The results of sharp debridement are fast, but may need to be repeated over time, for example, in the treatment of diabetic feet where off-loading of pressure points on planter surfaces is not adequate. Topical treatments will be ineffective against the repeated trauma of patients continuing to walk on wounds as they do not feel any pain.
Essentially this process relies on the practitioner's understanding of the patient's diagnosis, thorough wound assessment and the practitioner's clinical capabilities and knowledge of the process.

8  Surgical debridement: this process is usually undertaken within the confines of theatre, where large amounts of necrosis or septic tissue need to be urgently removed, for example, in cases of necrotising fasciitis. The process is not selective - healthy and necrotic tissue are often removed together as there is a need for clear margins and large wounds are frequently exposed using this method. Theatre time is expensive and the patient will need follow up treatments to achieve full healing. This process can be very painful and expensive, but is often necessary in the case of bacterial sepsis.

Following this treatment, topical negative pressure is often used to speed up wound healing, control exudate and prevent hospital-acquired infections, thereby allowing patients to go home quicker and reduce hospital bed occupancy.

9 Hydrosurgical debridement: this is a simple and effective process, which uses pressurised water or saline as a cutting/cleaning tool [Fig 1]. The pressure is controlled via a handpiece and should only be used by a trained practitioner. The hand-held units can be expensive to buy or rent while the feeder heads have to be bought separately. Disposal can also be costly.

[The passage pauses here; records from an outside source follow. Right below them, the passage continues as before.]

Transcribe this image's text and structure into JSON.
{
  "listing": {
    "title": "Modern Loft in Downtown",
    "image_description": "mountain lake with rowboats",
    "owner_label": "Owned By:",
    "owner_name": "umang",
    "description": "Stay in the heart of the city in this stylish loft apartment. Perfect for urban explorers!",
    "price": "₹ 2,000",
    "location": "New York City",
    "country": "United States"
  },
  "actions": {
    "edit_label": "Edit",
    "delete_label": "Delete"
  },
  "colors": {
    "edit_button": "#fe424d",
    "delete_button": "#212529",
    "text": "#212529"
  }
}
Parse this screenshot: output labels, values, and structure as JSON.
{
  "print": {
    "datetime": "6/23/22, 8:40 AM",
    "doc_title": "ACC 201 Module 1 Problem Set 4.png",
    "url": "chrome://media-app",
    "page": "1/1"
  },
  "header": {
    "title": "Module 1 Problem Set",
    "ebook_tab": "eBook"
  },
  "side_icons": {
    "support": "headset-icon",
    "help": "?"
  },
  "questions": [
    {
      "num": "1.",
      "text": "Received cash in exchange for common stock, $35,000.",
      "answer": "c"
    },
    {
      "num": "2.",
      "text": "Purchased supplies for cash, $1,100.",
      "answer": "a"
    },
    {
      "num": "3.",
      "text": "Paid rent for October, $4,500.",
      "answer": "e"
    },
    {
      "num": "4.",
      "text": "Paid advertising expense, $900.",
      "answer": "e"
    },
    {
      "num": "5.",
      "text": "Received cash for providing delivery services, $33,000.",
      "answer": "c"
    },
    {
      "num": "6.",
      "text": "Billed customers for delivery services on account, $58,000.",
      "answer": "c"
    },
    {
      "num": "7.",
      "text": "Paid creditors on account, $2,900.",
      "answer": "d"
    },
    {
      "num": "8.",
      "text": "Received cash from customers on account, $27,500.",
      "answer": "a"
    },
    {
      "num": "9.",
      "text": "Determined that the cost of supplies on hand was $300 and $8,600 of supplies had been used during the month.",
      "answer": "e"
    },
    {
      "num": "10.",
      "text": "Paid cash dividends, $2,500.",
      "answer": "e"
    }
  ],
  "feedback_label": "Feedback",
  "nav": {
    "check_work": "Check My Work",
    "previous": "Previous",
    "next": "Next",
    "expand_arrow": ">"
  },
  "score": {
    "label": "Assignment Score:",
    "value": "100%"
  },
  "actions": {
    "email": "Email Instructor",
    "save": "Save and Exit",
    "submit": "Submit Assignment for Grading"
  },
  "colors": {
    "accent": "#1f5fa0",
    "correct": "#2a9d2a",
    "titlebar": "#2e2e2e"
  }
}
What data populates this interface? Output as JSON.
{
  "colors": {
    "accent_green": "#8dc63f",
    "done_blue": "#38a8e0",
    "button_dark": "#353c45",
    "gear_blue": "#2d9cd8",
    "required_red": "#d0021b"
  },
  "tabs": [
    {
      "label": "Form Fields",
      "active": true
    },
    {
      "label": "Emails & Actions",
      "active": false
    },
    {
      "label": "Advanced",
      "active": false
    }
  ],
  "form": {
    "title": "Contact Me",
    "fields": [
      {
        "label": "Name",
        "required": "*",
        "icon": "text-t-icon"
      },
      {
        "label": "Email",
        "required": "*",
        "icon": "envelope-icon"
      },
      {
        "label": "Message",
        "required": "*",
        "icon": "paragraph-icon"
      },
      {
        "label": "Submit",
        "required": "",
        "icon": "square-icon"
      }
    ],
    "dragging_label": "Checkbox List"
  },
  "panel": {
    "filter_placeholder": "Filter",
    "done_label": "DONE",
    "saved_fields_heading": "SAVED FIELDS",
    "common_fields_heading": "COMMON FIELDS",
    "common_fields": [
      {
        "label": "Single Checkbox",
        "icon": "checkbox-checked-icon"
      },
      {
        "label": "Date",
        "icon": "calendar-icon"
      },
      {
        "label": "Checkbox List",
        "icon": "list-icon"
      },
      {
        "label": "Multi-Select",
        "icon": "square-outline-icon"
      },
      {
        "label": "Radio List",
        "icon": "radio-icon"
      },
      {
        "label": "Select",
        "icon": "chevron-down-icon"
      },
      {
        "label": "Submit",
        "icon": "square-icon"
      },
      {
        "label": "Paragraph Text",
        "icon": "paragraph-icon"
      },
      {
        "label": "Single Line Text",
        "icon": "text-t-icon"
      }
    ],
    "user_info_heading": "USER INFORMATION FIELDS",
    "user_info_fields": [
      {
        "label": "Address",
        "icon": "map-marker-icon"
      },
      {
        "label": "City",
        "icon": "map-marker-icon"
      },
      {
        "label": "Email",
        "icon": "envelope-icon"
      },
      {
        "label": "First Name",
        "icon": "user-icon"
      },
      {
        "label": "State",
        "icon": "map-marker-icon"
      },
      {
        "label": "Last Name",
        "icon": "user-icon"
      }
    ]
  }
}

The process is effective, however, protective clothing and goggles should be worn when undertaking this process to protect from 'splash-back' and cross-contamination.
The technique is quick and can be used in most settings.
10 Ultrasound: there are two ultrasound techniques currently used and each has a very different mode of application. The first type works through 'agitating' the wound bed directly. It uses an ultrasound probe, which is applied to the wound via a single-use head, incorporating a cleaning system that removes debris and bacteria.

The second type uses an atomised saline solution or 'mist', where the gas-filled bubbles explode at the wound bed, lifting necrotic tissue and bacterial cells.

Again, this process can be expensive, however, the results are instant and effective. Protective clothing should also be used as mentioned above.

In today's changing healthcare environment it is essential that clinicians work within their own capabilities and are aware of the financial burden being placed upon services, with more expensive treatments being scrutinised for effectiveness.

Wound care debridement techniques are constantly developing and can, if used correctly, lower the use of antimicrobial products as well as the cost of dressing budgets.

Author details
Kathleen Leak is a Sister in Wound Care, Doncaster and Bassetlaw Foundation Trust, UK.



  1. Gray D, Acton C, Chadwick P, et al. Consensus guidance for the use of debridement techniques in the UK. Wounds UK 2011; (7)1: 77-84.
  2. NHS Wirral. Procedure for Conservative Sharp Debridement. 2009. Available at: http://
  3. www.wirral.nhs.uk/document_uploads/Policies_Nursing/ProcedureConservativeSharpDebridementJune09.pdf (accessed 2 December, 2012).
  4. Vowden K, Vowden P. Wound debridement Part 1: non-sharp techniques. J Wound Care 1999a; 8(5): 237-40.
  5. Leaper D. Sharp technique for wound debridement. 2002. Available at: http://www.worldwidewounds.com/2002/december/Leaper/Sharp-Debridement.html (accessed 2 December, 2012)


Page Points

  • Mechanical debridement is a wet-to-dry technique where the dressing sticks to the top layer of the tissue, pulling it away when removed
  • The larvae of the green bottle fly (Lucilia sericata) secrete an enzyme, which breaks down necrotic tissue into a liquid, which is then ingested by the larvae
  • Sharp debridement is usually undertaken by a specialist or surgeon with training in debridement

Read this article in the digital edition